» **PROBLEM TO WORK ON**
The records that follow must be repeated exactly, except for their pictures.

START DATASET CONTENT

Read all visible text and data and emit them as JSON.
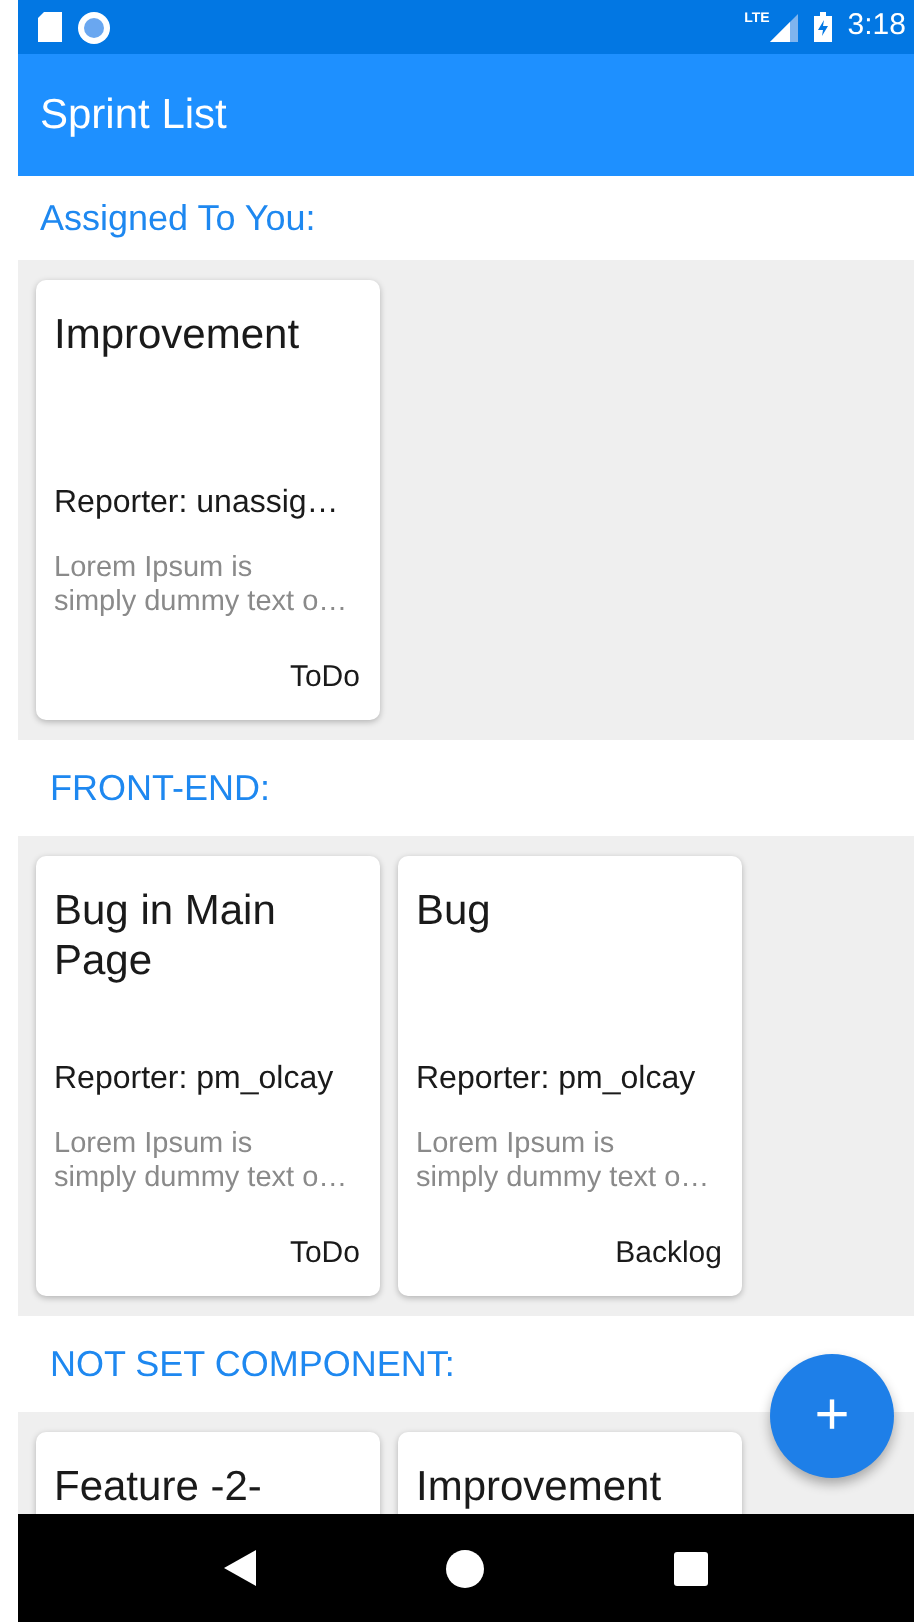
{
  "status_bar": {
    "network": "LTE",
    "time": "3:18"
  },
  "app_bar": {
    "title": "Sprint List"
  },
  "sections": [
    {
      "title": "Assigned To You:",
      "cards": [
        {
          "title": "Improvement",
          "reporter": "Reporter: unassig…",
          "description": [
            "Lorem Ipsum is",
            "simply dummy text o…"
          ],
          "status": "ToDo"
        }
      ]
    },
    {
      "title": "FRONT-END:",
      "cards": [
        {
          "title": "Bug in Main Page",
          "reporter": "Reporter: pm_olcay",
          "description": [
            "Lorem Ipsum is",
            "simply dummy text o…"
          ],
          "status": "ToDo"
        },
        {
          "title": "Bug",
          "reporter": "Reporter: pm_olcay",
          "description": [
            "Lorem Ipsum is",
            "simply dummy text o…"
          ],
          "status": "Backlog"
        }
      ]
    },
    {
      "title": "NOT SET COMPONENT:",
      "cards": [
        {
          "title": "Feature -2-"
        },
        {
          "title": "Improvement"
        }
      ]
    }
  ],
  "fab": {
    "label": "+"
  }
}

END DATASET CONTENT

» **ANSWER TO THIS TASK**
Read all visible text and data and emit them as JSON.
{
  "status_bar": {
    "network": "LTE",
    "time": "3:18"
  },
  "app_bar": {
    "title": "Sprint List"
  },
  "sections": [
    {
      "title": "Assigned To You:",
      "cards": [
        {
          "title": "Improvement",
          "reporter": "Reporter: unassig…",
          "description": [
            "Lorem Ipsum is",
            "simply dummy text o…"
          ],
          "status": "ToDo"
        }
      ]
    },
    {
      "title": "FRONT-END:",
      "cards": [
        {
          "title": "Bug in Main Page",
          "reporter": "Reporter: pm_olcay",
          "description": [
            "Lorem Ipsum is",
            "simply dummy text o…"
          ],
          "status": "ToDo"
        },
        {
          "title": "Bug",
          "reporter": "Reporter: pm_olcay",
          "description": [
            "Lorem Ipsum is",
            "simply dummy text o…"
          ],
          "status": "Backlog"
        }
      ]
    },
    {
      "title": "NOT SET COMPONENT:",
      "cards": [
        {
          "title": "Feature -2-"
        },
        {
          "title": "Improvement"
        }
      ]
    }
  ],
  "fab": {
    "label": "+"
  }
}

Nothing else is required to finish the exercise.